Data to process Block Start

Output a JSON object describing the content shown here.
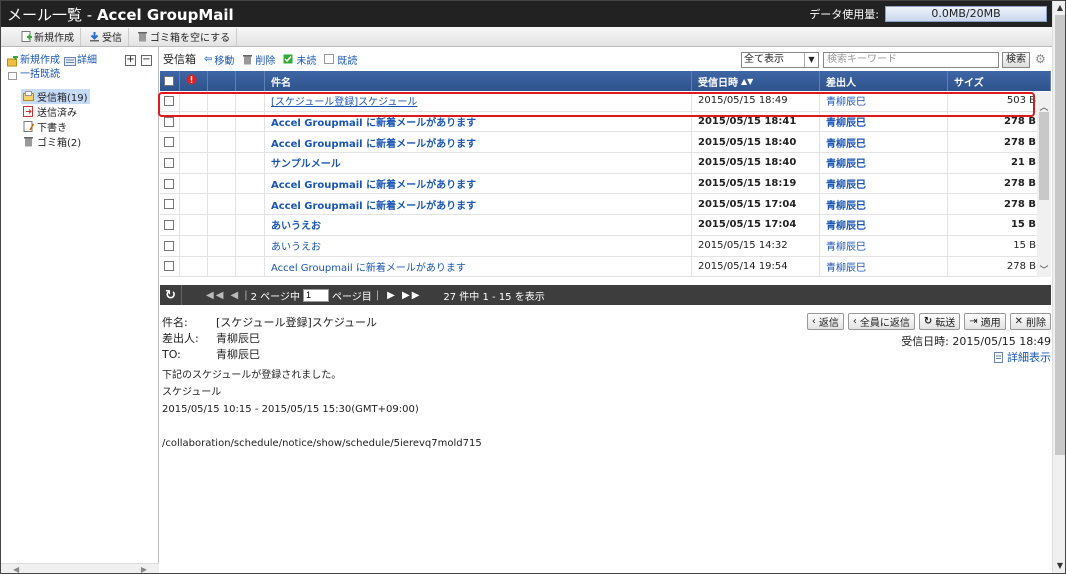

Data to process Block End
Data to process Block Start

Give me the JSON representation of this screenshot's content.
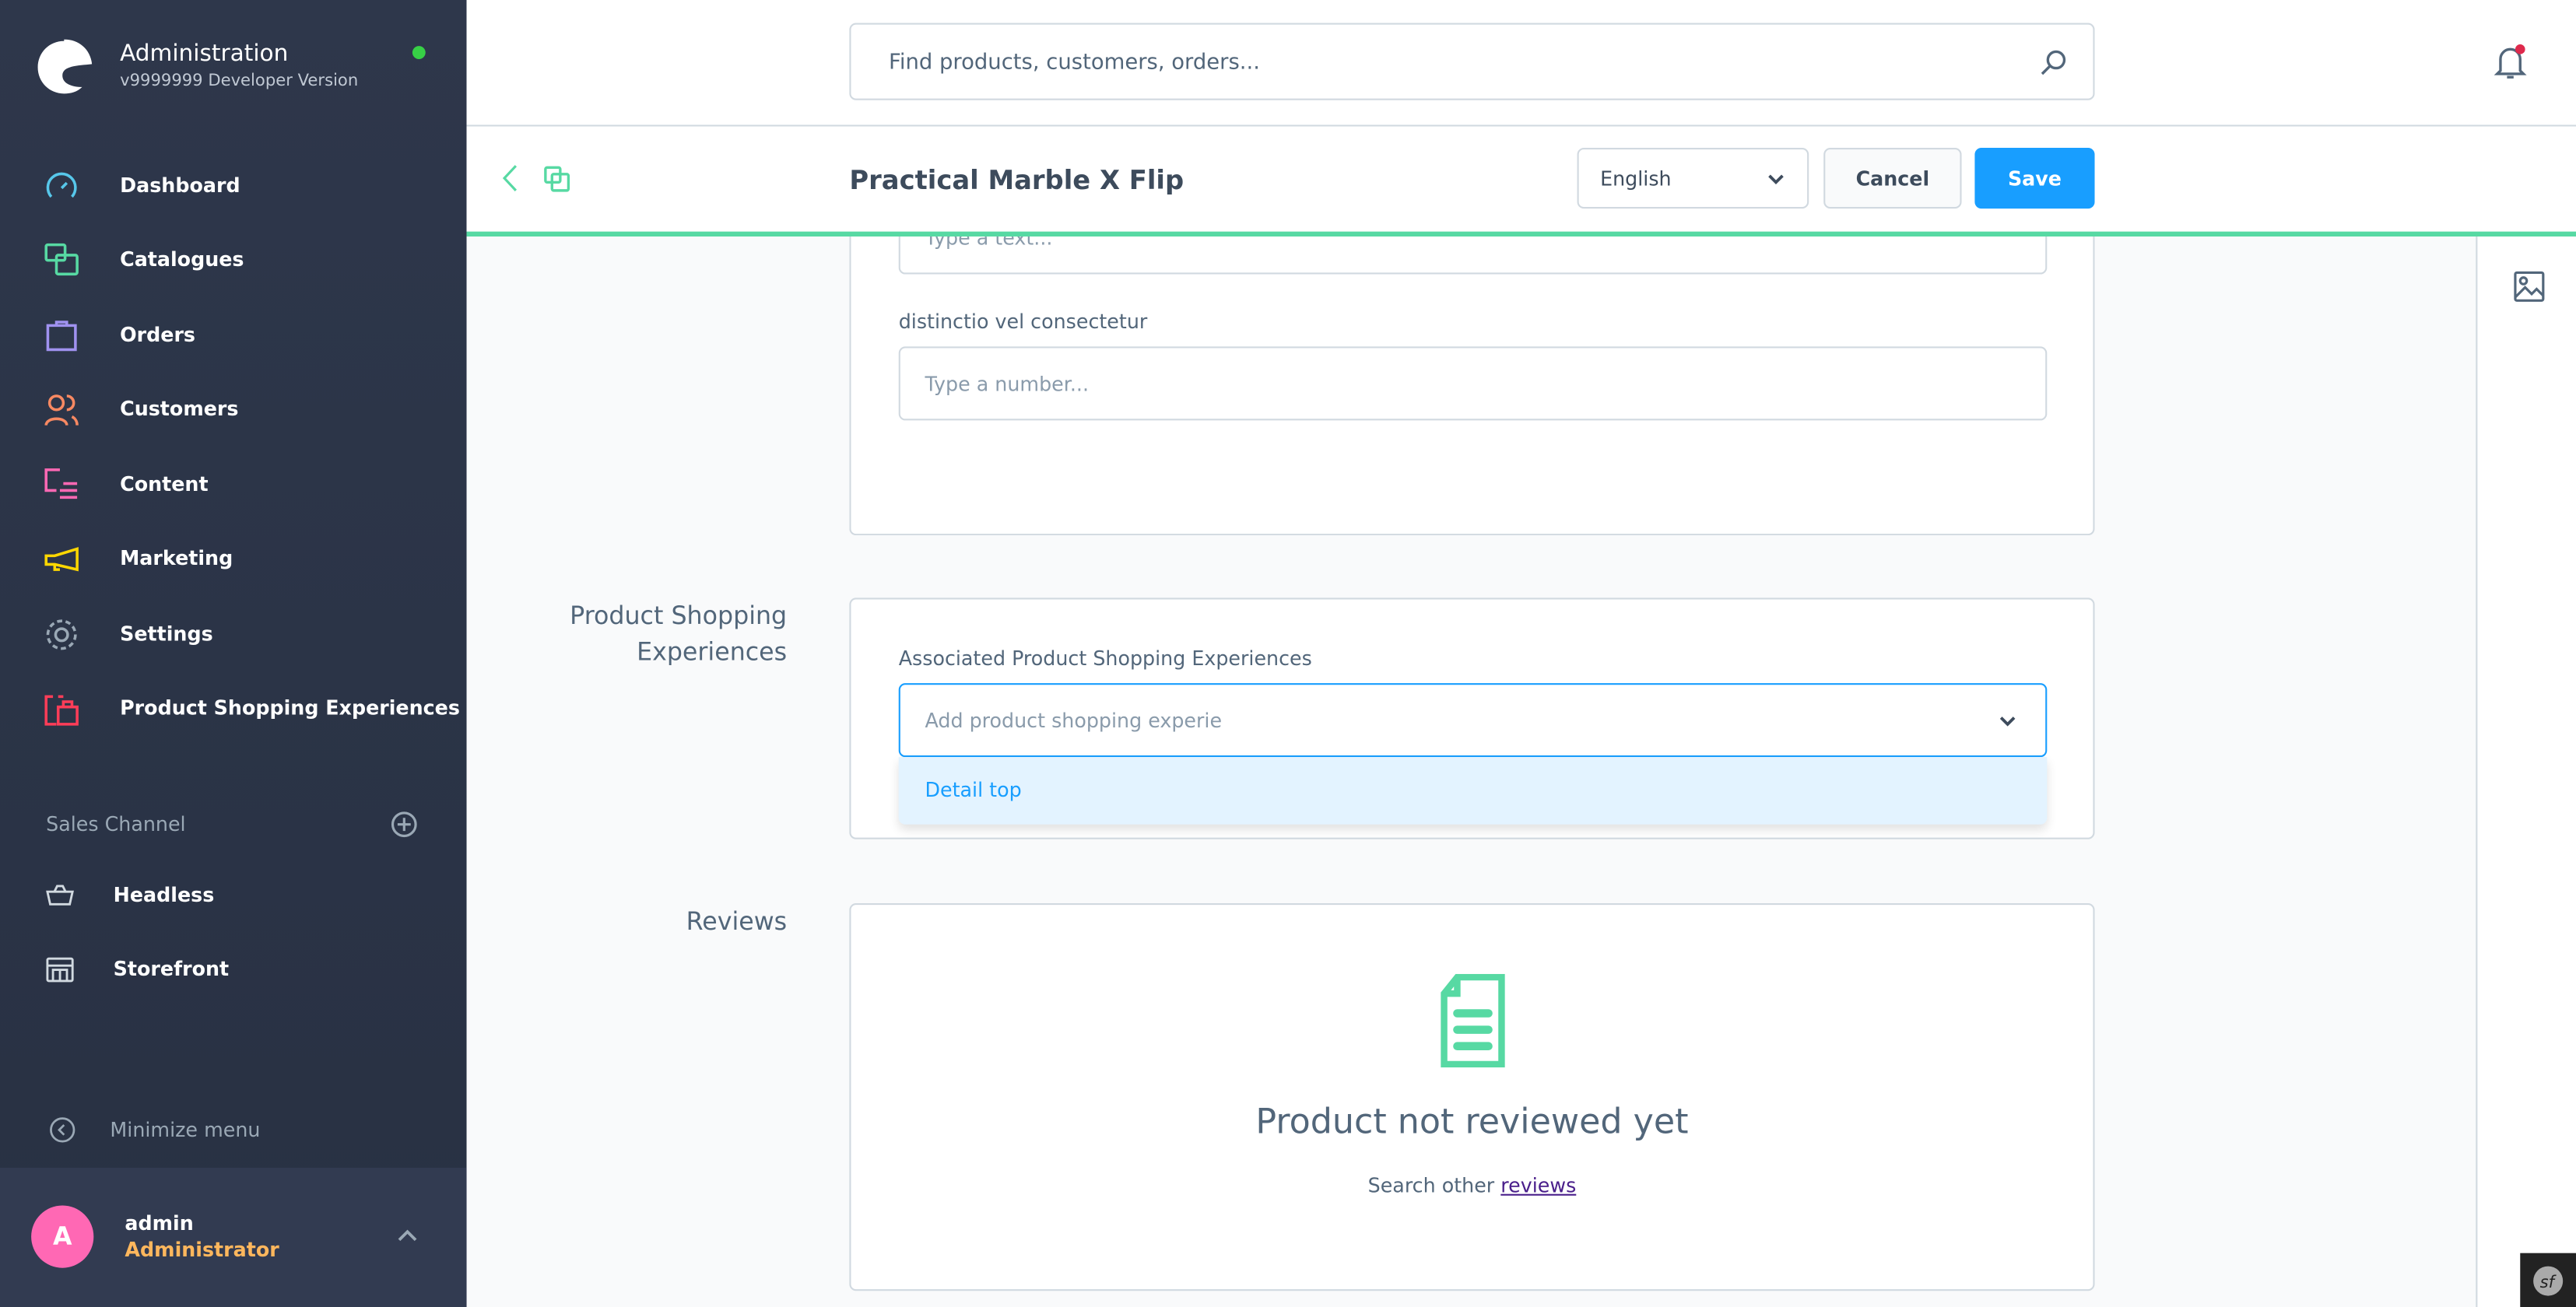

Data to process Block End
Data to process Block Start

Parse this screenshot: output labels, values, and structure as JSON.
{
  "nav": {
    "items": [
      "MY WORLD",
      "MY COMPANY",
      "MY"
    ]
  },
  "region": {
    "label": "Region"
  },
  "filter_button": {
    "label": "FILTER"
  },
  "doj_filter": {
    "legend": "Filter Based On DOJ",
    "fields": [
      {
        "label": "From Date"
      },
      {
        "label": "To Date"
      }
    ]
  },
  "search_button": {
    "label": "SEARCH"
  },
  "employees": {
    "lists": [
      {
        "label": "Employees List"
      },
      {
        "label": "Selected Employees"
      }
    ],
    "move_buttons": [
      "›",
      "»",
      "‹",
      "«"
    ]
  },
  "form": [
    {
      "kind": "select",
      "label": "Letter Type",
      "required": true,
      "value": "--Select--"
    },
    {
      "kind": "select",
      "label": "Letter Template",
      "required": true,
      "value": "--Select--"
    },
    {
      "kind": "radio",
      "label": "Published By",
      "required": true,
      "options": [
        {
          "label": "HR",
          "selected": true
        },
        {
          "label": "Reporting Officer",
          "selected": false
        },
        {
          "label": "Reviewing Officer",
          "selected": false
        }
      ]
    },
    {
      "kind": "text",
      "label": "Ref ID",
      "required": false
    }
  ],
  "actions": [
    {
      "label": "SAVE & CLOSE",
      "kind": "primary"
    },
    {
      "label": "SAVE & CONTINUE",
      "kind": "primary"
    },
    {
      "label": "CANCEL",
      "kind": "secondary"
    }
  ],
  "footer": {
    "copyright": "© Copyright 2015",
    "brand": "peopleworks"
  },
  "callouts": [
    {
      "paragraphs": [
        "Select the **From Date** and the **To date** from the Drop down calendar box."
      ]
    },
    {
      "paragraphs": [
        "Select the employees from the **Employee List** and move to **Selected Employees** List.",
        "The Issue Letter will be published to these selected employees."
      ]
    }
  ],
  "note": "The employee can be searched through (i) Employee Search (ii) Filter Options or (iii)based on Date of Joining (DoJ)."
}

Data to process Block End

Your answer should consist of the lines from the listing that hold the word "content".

- [Solution to this task]:
Output a JSON object describing the content shown here.
Give me the JSON representation of this screenshot's content.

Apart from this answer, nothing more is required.